The main causes of bad air quality are also the causes of the climate crisis. Air pollution and global warming have largely the same culprits: greenhouse gases, especially those produced by transport, industry and energy generation. Energy production (the main source of greenhouse gas emissions) causes 85% of particulate air pollution and almost 100% of nitrogen oxide emissions. This means that the solutions to air pollution and climate change are often the same. If you face one of the two problems, you face both.

Climate change and air pollution are mostly invisible killers. Citizens cannot see them. And that means politicians can ignore them. Although governments around the world love to set goals, often the laws to achieve them never arrive.

London was one of the first cities in the world to declare a climate emergency. He introduced the world's first Ultra Low Emission Zone (ULEZ) – an area where drivers of the most polluting vehicles must pay a fee – which nearly halved toxic air pollution in central London.

Since the election of the new Mayor in 2016 London has seen a 94% reduction in the number of people living in areas with illegal levels of nitrogen dioxide. Not to mention the 440,000 trees that have been planted, the five-fold cycle lanes, the record number of electric charging points installed and the largest zero-emission bus fleet in Europe. These changes were not forced upon Londoners. It was the citizens of London who voted for them. Today the four million Londoners who live in the expanded Ulez area are breathing cleaner air.

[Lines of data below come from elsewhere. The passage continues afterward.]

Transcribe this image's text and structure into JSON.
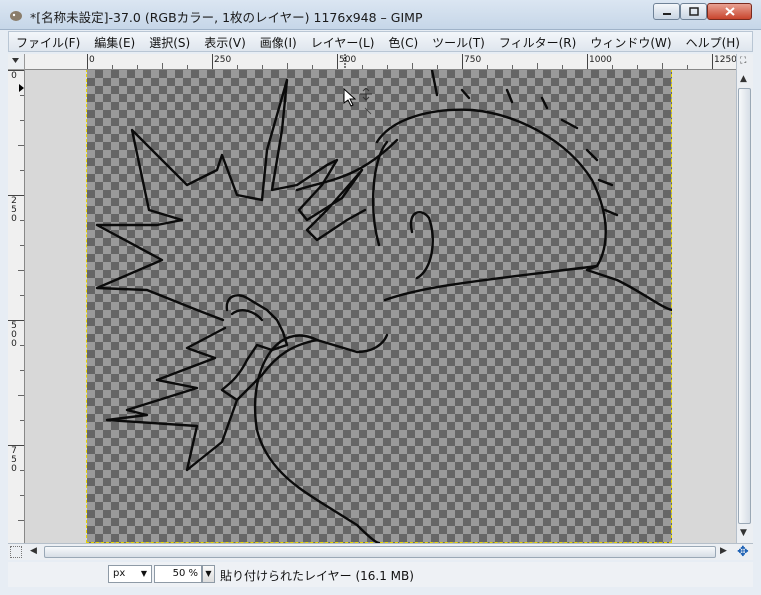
{
  "window": {
    "title": "*[名称未設定]-37.0 (RGBカラー, 1枚のレイヤー) 1176x948 – GIMP",
    "buttons": {
      "minimize": "—",
      "maximize": "▢",
      "close": "✕"
    }
  },
  "menubar": {
    "items": [
      "ファイル(F)",
      "編集(E)",
      "選択(S)",
      "表示(V)",
      "画像(I)",
      "レイヤー(L)",
      "色(C)",
      "ツール(T)",
      "フィルター(R)",
      "ウィンドウ(W)",
      "ヘルプ(H)"
    ]
  },
  "rulers": {
    "horizontal_labels": [
      "0",
      "250",
      "500",
      "750",
      "1000",
      "1250"
    ],
    "vertical_labels": [
      "0",
      "250",
      "500",
      "750"
    ]
  },
  "statusbar": {
    "unit": "px",
    "zoom": "50 %",
    "message": "貼り付けられたレイヤー (16.1 MB)"
  },
  "icons": {
    "app": "gimp-icon",
    "navigate": "navigate-icon",
    "quick_mask": "quick-mask-icon"
  }
}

It is the story of the personal transformation of the Mayor of London: from Land Rover driver to electric bike evangelist. It's the story of working with experts, Londoners and mayors from around the world to tackle an issue that affects us all. But above all it is the story of an awareness, because he understood that climate change is not the kryptonite of politics. The fight for decisive climate action is a fight that engaged citizens, activists and politicians can win.

This is the story of Mayor SADIQ KHAN who has spoken to countless people in recent years (voters and activists, politicians and fellow mayors from all over the world) who said they had to face the same problems to fight the battle on climate change. All of these people cite the problem of apathy: the daunting task of getting citizens (voters) to care about the environment when their lives are overwhelmed by more pressing issues.

Source SADIQ KHAN Mayor of London

17/5/2023 - .